- Task directions:
Look through the records below and collect all lines that hold the string "label".

- Records to process:

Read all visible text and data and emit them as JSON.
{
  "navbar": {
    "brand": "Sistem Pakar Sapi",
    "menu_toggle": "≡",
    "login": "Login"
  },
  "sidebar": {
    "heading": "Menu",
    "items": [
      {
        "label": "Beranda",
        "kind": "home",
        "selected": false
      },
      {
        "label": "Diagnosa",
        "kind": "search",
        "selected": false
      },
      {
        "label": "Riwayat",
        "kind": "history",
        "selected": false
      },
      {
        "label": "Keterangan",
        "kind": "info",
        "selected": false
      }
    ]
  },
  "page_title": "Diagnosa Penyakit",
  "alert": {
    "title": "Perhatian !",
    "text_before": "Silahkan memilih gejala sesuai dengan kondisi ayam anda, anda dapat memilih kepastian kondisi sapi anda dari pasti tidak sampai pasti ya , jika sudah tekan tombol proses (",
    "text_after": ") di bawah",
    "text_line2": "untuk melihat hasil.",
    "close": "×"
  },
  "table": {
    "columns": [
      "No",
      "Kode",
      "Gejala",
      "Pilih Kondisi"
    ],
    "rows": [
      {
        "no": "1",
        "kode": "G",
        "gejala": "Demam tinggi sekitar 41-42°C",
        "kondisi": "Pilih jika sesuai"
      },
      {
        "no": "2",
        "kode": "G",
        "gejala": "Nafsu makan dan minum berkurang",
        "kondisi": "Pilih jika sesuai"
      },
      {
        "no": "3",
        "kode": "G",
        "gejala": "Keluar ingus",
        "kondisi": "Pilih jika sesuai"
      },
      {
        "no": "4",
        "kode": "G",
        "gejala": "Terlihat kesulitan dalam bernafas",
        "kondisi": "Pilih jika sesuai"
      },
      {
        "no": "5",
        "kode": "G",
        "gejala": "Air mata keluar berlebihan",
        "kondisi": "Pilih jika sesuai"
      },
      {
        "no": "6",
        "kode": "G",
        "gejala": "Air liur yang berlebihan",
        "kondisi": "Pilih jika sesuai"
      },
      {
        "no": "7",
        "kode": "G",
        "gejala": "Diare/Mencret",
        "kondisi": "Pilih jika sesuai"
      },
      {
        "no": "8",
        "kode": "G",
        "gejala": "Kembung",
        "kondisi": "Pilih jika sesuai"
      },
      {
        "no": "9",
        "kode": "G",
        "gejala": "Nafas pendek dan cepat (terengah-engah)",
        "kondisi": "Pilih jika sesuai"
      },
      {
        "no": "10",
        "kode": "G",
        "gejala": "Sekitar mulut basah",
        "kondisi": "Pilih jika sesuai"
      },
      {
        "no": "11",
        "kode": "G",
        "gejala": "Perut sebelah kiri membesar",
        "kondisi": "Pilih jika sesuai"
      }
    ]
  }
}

- Exercise solution:
        "label": "Beranda",
        "label": "Diagnosa",
        "label": "Riwayat",
        "label": "Keterangan",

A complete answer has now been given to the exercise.